A major component in beating the winter blues is keeping yourself healthy - in body, mind and spirit. The cold months are notorious for colds, flu and other bugs. Getting sick may not always be in your control, but if your body is healthy to begin with, it fights off infection without taking you down too much. 

Part of being healthy is staying active, so get outside and take a walk. Exercise is a great pick-me-up and the sunlight can help lift your spirits. Some days it may be too cold or snowy, so stay safe inside! But take advantage of warm and sunny days when you have them by taking a walk or sit on the porch for a few minutes. 

Drink plenty of water, eat your veggies and wash your hands. During the winter, we tend to eat high-calorie comfort foods. Try to maintain a balanced diet, as too much sugar and carbohydrates will slow you down and throw your serotonin levels off balance. 

Blog Image - Winter Couple

If you’re feeling down, one of the best cures for loneliness is to be around people. Arrange a get-together with a friend or two, give someone a call or visit with a neighbor. When the weather is cold, we often don’t want to go out, but keeping yourself busy will help occupy your mind. Try volunteering, if you’re able. Set a goal to accomplish, big or small, every day. If you’re stuck in the house, organize something, rearrange furniture or finish a craft. Setting yourself up for success results in happiness.  

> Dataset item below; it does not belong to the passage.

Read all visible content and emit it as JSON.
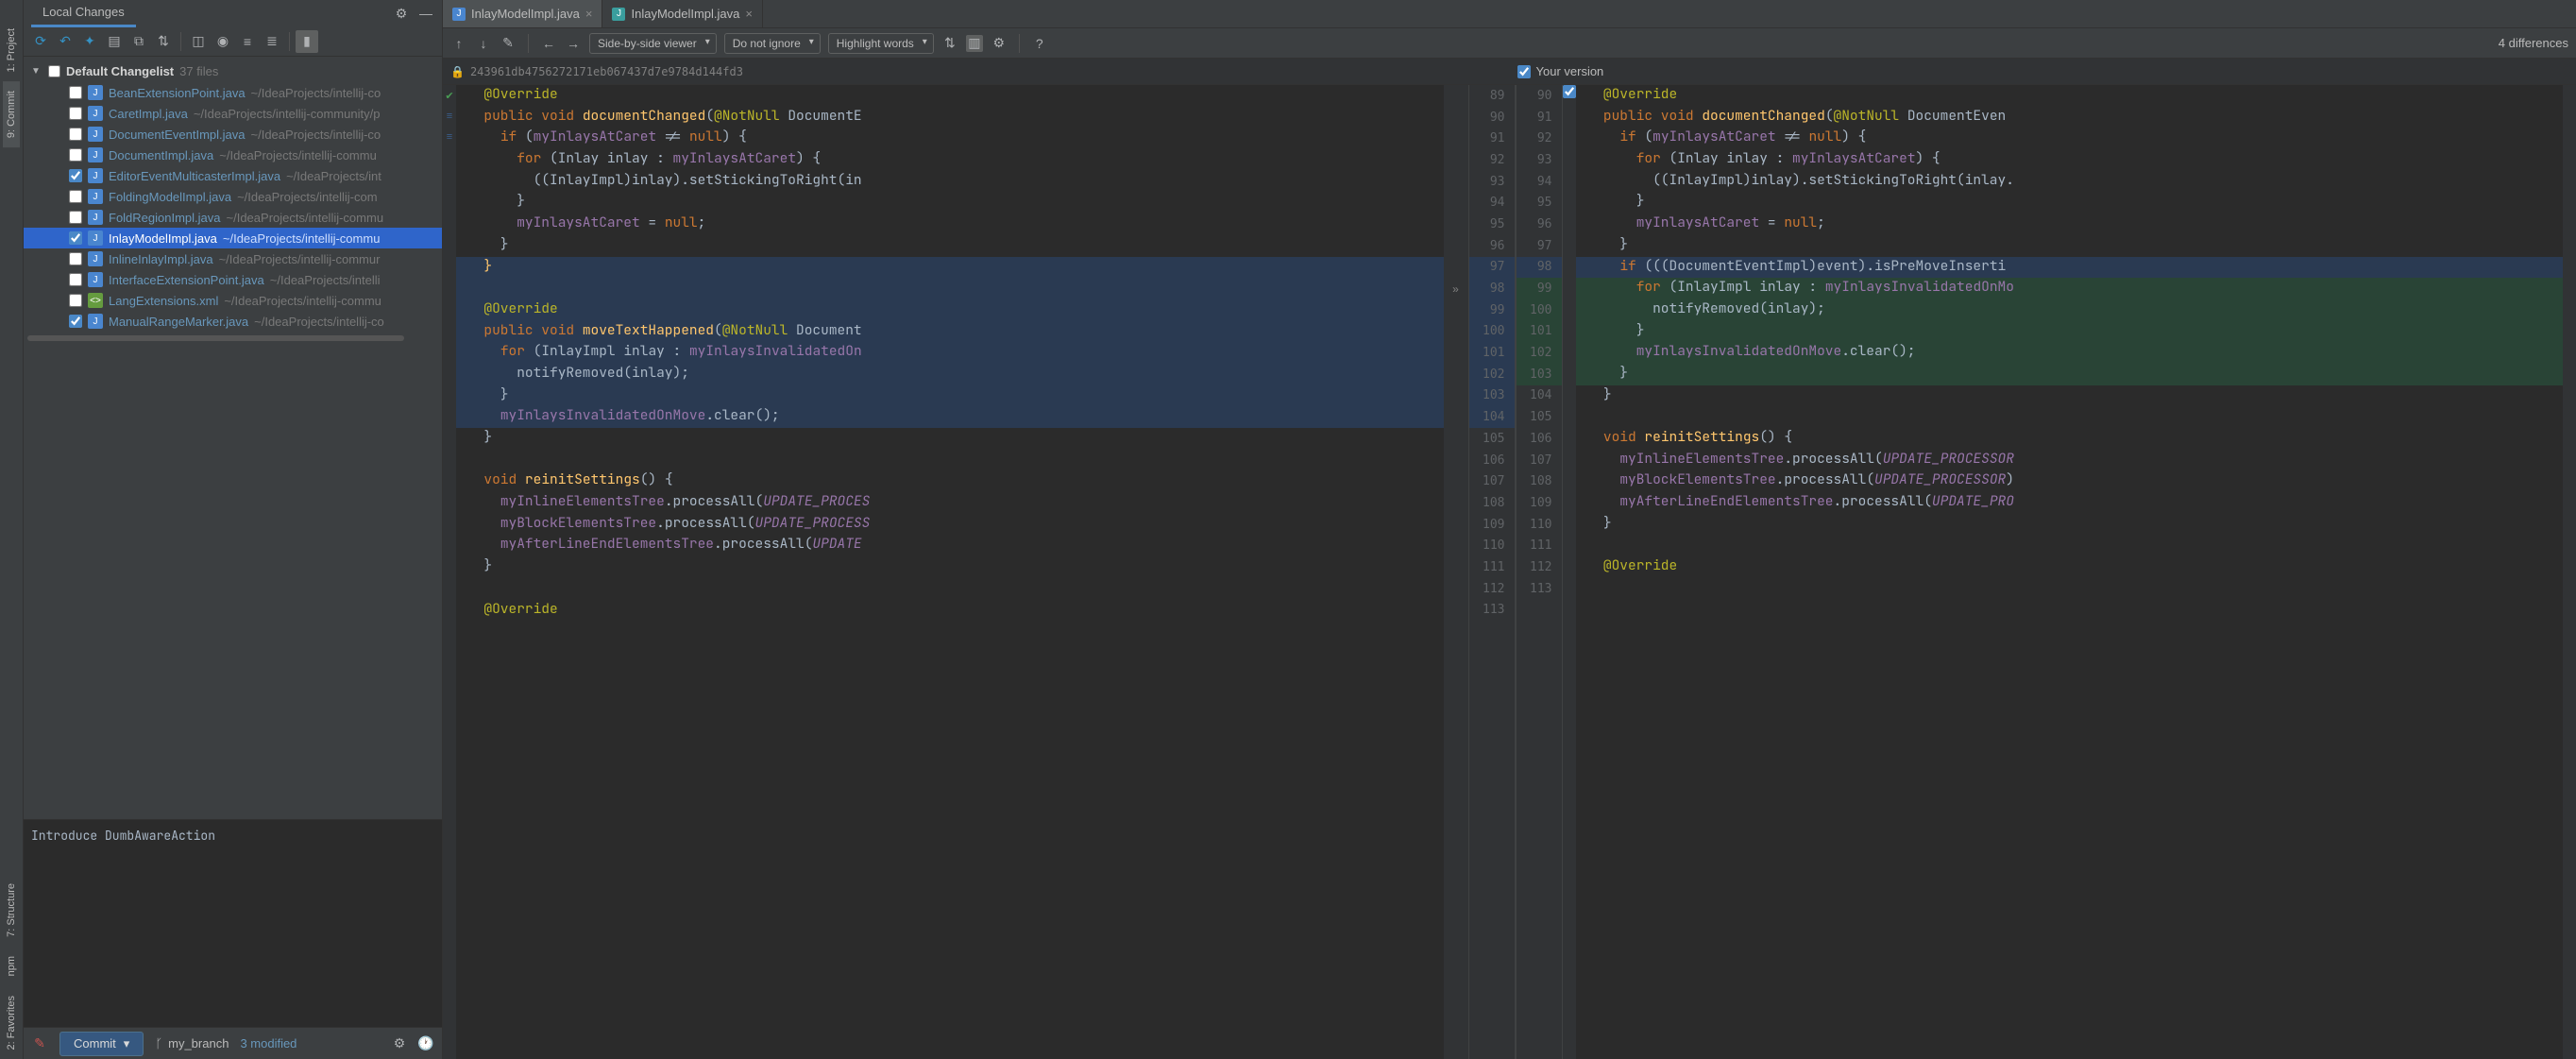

For the elderly or those who need home care, providing added attention during the gloomy winter months can make a big difference. Perhaps a family member, friend or professional caregiver could visit early each morning to sit and chat near a light box as part of a daily routine. 

It may be cold, and there may be less daylight outside, so bring joy and light into your homes this winter. Keep yourself active, healthy and social to help kick the blues to the curb. And remember, if you think it may be something more than just winter blues, talk to a medical professional about the possibility of SAD.  

By Maggie Cunningham